Instructions to follow :: Print the listing once more, exactly as it stands.

Provided data ::
• • • • •

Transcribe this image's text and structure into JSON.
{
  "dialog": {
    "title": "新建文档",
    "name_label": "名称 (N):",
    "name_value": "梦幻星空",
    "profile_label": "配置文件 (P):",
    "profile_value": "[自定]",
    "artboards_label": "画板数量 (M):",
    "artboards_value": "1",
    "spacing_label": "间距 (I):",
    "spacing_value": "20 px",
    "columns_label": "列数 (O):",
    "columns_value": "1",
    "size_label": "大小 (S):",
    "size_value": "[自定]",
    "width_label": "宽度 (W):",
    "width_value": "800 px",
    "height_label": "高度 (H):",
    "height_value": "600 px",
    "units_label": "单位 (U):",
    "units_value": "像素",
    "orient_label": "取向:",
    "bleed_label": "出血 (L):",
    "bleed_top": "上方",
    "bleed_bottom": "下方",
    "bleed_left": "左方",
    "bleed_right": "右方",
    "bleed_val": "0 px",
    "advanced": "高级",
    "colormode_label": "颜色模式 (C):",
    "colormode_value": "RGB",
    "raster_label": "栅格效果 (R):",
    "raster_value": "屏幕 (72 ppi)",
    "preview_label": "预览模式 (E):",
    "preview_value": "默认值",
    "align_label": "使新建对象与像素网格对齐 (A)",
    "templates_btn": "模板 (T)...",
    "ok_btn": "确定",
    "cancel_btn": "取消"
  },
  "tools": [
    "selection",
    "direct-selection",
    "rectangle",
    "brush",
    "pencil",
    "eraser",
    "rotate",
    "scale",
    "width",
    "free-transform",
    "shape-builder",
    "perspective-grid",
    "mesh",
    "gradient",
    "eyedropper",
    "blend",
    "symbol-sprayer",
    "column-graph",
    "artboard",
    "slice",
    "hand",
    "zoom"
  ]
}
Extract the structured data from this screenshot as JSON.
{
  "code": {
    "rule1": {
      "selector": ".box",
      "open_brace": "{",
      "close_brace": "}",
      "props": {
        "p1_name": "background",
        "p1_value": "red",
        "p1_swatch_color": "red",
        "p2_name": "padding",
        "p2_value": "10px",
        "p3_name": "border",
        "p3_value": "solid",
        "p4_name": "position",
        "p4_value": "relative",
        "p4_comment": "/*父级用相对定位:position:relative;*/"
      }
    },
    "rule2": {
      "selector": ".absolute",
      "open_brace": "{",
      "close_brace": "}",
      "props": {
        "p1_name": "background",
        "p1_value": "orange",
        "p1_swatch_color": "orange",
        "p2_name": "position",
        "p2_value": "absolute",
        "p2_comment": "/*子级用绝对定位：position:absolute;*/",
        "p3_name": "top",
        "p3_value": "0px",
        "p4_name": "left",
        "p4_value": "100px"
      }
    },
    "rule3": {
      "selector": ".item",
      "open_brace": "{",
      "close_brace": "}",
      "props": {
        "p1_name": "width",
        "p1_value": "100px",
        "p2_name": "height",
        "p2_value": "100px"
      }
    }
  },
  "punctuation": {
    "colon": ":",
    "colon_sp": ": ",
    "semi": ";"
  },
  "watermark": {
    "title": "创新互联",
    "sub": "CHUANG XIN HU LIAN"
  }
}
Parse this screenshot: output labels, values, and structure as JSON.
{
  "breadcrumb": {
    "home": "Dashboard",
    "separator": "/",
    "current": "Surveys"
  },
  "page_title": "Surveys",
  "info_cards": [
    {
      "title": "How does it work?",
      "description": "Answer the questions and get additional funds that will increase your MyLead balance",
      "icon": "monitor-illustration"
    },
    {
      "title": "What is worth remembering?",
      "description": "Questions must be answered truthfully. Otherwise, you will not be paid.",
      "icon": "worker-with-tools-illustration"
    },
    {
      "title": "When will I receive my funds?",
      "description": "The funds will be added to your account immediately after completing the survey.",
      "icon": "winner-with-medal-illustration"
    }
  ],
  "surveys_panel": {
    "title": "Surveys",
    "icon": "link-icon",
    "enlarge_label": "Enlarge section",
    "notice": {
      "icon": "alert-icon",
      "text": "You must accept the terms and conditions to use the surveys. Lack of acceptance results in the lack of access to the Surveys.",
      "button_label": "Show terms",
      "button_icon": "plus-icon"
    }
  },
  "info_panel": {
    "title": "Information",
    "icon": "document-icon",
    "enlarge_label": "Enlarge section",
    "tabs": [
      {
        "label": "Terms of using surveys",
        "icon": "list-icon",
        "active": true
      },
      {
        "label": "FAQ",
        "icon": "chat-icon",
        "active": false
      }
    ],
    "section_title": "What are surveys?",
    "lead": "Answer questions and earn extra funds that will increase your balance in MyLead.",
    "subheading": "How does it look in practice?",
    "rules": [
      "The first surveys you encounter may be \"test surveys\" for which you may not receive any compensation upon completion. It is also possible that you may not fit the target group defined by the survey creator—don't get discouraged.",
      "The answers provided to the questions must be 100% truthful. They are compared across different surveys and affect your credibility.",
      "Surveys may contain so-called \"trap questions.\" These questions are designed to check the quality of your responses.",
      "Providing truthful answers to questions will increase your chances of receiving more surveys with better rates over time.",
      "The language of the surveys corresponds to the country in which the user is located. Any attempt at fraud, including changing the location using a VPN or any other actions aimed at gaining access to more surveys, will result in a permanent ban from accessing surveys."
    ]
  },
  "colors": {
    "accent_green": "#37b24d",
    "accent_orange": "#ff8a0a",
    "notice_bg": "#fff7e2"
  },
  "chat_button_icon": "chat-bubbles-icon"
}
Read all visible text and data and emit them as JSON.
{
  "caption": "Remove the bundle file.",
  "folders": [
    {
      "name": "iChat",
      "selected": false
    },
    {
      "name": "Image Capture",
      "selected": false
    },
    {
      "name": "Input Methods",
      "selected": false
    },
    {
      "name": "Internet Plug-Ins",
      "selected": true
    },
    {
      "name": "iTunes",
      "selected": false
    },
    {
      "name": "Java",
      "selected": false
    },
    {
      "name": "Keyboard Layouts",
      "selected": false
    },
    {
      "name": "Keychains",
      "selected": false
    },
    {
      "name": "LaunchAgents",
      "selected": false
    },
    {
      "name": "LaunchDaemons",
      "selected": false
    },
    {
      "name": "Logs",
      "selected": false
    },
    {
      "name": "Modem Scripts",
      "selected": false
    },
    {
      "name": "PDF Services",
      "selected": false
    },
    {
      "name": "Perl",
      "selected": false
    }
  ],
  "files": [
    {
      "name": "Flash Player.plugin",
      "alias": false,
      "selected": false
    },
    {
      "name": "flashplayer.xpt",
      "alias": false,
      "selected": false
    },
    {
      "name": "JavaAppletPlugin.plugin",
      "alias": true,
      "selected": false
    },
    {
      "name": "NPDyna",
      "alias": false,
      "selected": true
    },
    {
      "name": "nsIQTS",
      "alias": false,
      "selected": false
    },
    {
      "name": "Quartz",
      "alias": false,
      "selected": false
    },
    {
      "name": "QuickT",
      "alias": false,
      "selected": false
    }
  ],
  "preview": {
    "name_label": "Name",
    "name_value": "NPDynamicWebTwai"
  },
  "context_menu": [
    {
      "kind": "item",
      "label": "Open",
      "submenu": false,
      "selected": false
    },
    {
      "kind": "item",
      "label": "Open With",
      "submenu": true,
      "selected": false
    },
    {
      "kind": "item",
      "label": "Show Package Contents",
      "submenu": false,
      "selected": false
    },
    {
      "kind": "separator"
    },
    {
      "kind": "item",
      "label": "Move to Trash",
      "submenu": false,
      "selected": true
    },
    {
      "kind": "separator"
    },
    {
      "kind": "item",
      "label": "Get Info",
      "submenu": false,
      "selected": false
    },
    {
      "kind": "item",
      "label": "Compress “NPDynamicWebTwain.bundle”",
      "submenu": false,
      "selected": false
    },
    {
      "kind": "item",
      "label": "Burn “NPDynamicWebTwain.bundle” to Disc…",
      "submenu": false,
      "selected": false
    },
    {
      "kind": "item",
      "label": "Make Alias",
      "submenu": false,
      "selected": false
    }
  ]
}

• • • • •

Output of the task ::
Transcribe this image's text and structure into JSON.
{
  "dialog": {
    "title": "新建文档",
    "name_label": "名称 (N):",
    "name_value": "梦幻星空",
    "profile_label": "配置文件 (P):",
    "profile_value": "[自定]",
    "artboards_label": "画板数量 (M):",
    "artboards_value": "1",
    "spacing_label": "间距 (I):",
    "spacing_value": "20 px",
    "columns_label": "列数 (O):",
    "columns_value": "1",
    "size_label": "大小 (S):",
    "size_value": "[自定]",
    "width_label": "宽度 (W):",
    "width_value": "800 px",
    "height_label": "高度 (H):",
    "height_value": "600 px",
    "units_label": "单位 (U):",
    "units_value": "像素",
    "orient_label": "取向:",
    "bleed_label": "出血 (L):",
    "bleed_top": "上方",
    "bleed_bottom": "下方",
    "bleed_left": "左方",
    "bleed_right": "右方",
    "bleed_val": "0 px",
    "advanced": "高级",
    "colormode_label": "颜色模式 (C):",
    "colormode_value": "RGB",
    "raster_label": "栅格效果 (R):",
    "raster_value": "屏幕 (72 ppi)",
    "preview_label": "预览模式 (E):",
    "preview_value": "默认值",
    "align_label": "使新建对象与像素网格对齐 (A)",
    "templates_btn": "模板 (T)...",
    "ok_btn": "确定",
    "cancel_btn": "取消"
  },
  "tools": [
    "selection",
    "direct-selection",
    "rectangle",
    "brush",
    "pencil",
    "eraser",
    "rotate",
    "scale",
    "width",
    "free-transform",
    "shape-builder",
    "perspective-grid",
    "mesh",
    "gradient",
    "eyedropper",
    "blend",
    "symbol-sprayer",
    "column-graph",
    "artboard",
    "slice",
    "hand",
    "zoom"
  ]
}
Extract the structured data from this screenshot as JSON.
{
  "code": {
    "rule1": {
      "selector": ".box",
      "open_brace": "{",
      "close_brace": "}",
      "props": {
        "p1_name": "background",
        "p1_value": "red",
        "p1_swatch_color": "red",
        "p2_name": "padding",
        "p2_value": "10px",
        "p3_name": "border",
        "p3_value": "solid",
        "p4_name": "position",
        "p4_value": "relative",
        "p4_comment": "/*父级用相对定位:position:relative;*/"
      }
    },
    "rule2": {
      "selector": ".absolute",
      "open_brace": "{",
      "close_brace": "}",
      "props": {
        "p1_name": "background",
        "p1_value": "orange",
        "p1_swatch_color": "orange",
        "p2_name": "position",
        "p2_value": "absolute",
        "p2_comment": "/*子级用绝对定位：position:absolute;*/",
        "p3_name": "top",
        "p3_value": "0px",
        "p4_name": "left",
        "p4_value": "100px"
      }
    },
    "rule3": {
      "selector": ".item",
      "open_brace": "{",
      "close_brace": "}",
      "props": {
        "p1_name": "width",
        "p1_value": "100px",
        "p2_name": "height",
        "p2_value": "100px"
      }
    }
  },
  "punctuation": {
    "colon": ":",
    "colon_sp": ": ",
    "semi": ";"
  },
  "watermark": {
    "title": "创新互联",
    "sub": "CHUANG XIN HU LIAN"
  }
}
Parse this screenshot: output labels, values, and structure as JSON.
{
  "breadcrumb": {
    "home": "Dashboard",
    "separator": "/",
    "current": "Surveys"
  },
  "page_title": "Surveys",
  "info_cards": [
    {
      "title": "How does it work?",
      "description": "Answer the questions and get additional funds that will increase your MyLead balance",
      "icon": "monitor-illustration"
    },
    {
      "title": "What is worth remembering?",
      "description": "Questions must be answered truthfully. Otherwise, you will not be paid.",
      "icon": "worker-with-tools-illustration"
    },
    {
      "title": "When will I receive my funds?",
      "description": "The funds will be added to your account immediately after completing the survey.",
      "icon": "winner-with-medal-illustration"
    }
  ],
  "surveys_panel": {
    "title": "Surveys",
    "icon": "link-icon",
    "enlarge_label": "Enlarge section",
    "notice": {
      "icon": "alert-icon",
      "text": "You must accept the terms and conditions to use the surveys. Lack of acceptance results in the lack of access to the Surveys.",
      "button_label": "Show terms",
      "button_icon": "plus-icon"
    }
  },
  "info_panel": {
    "title": "Information",
    "icon": "document-icon",
    "enlarge_label": "Enlarge section",
    "tabs": [
      {
        "label": "Terms of using surveys",
        "icon": "list-icon",
        "active": true
      },
      {
        "label": "FAQ",
        "icon": "chat-icon",
        "active": false
      }
    ],
    "section_title": "What are surveys?",
    "lead": "Answer questions and earn extra funds that will increase your balance in MyLead.",
    "subheading": "How does it look in practice?",
    "rules": [
      "The first surveys you encounter may be \"test surveys\" for which you may not receive any compensation upon completion. It is also possible that you may not fit the target group defined by the survey creator—don't get discouraged.",
      "The answers provided to the questions must be 100% truthful. They are compared across different surveys and affect your credibility.",
      "Surveys may contain so-called \"trap questions.\" These questions are designed to check the quality of your responses.",
      "Providing truthful answers to questions will increase your chances of receiving more surveys with better rates over time.",
      "The language of the surveys corresponds to the country in which the user is located. Any attempt at fraud, including changing the location using a VPN or any other actions aimed at gaining access to more surveys, will result in a permanent ban from accessing surveys."
    ]
  },
  "colors": {
    "accent_green": "#37b24d",
    "accent_orange": "#ff8a0a",
    "notice_bg": "#fff7e2"
  },
  "chat_button_icon": "chat-bubbles-icon"
}
Read all visible text and data and emit them as JSON.
{
  "caption": "Remove the bundle file.",
  "folders": [
    {
      "name": "iChat",
      "selected": false
    },
    {
      "name": "Image Capture",
      "selected": false
    },
    {
      "name": "Input Methods",
      "selected": false
    },
    {
      "name": "Internet Plug-Ins",
      "selected": true
    },
    {
      "name": "iTunes",
      "selected": false
    },
    {
      "name": "Java",
      "selected": false
    },
    {
      "name": "Keyboard Layouts",
      "selected": false
    },
    {
      "name": "Keychains",
      "selected": false
    },
    {
      "name": "LaunchAgents",
      "selected": false
    },
    {
      "name": "LaunchDaemons",
      "selected": false
    },
    {
      "name": "Logs",
      "selected": false
    },
    {
      "name": "Modem Scripts",
      "selected": false
    },
    {
      "name": "PDF Services",
      "selected": false
    },
    {
      "name": "Perl",
      "selected": false
    }
  ],
  "files": [
    {
      "name": "Flash Player.plugin",
      "alias": false,
      "selected": false
    },
    {
      "name": "flashplayer.xpt",
      "alias": false,
      "selected": false
    },
    {
      "name": "JavaAppletPlugin.plugin",
      "alias": true,
      "selected": false
    },
    {
      "name": "NPDyna",
      "alias": false,
      "selected": true
    },
    {
      "name": "nsIQTS",
      "alias": false,
      "selected": false
    },
    {
      "name": "Quartz",
      "alias": false,
      "selected": false
    },
    {
      "name": "QuickT",
      "alias": false,
      "selected": false
    }
  ],
  "preview": {
    "name_label": "Name",
    "name_value": "NPDynamicWebTwai"
  },
  "context_menu": [
    {
      "kind": "item",
      "label": "Open",
      "submenu": false,
      "selected": false
    },
    {
      "kind": "item",
      "label": "Open With",
      "submenu": true,
      "selected": false
    },
    {
      "kind": "item",
      "label": "Show Package Contents",
      "submenu": false,
      "selected": false
    },
    {
      "kind": "separator"
    },
    {
      "kind": "item",
      "label": "Move to Trash",
      "submenu": false,
      "selected": true
    },
    {
      "kind": "separator"
    },
    {
      "kind": "item",
      "label": "Get Info",
      "submenu": false,
      "selected": false
    },
    {
      "kind": "item",
      "label": "Compress “NPDynamicWebTwain.bundle”",
      "submenu": false,
      "selected": false
    },
    {
      "kind": "item",
      "label": "Burn “NPDynamicWebTwain.bundle” to Disc…",
      "submenu": false,
      "selected": false
    },
    {
      "kind": "item",
      "label": "Make Alias",
      "submenu": false,
      "selected": false
    }
  ]
}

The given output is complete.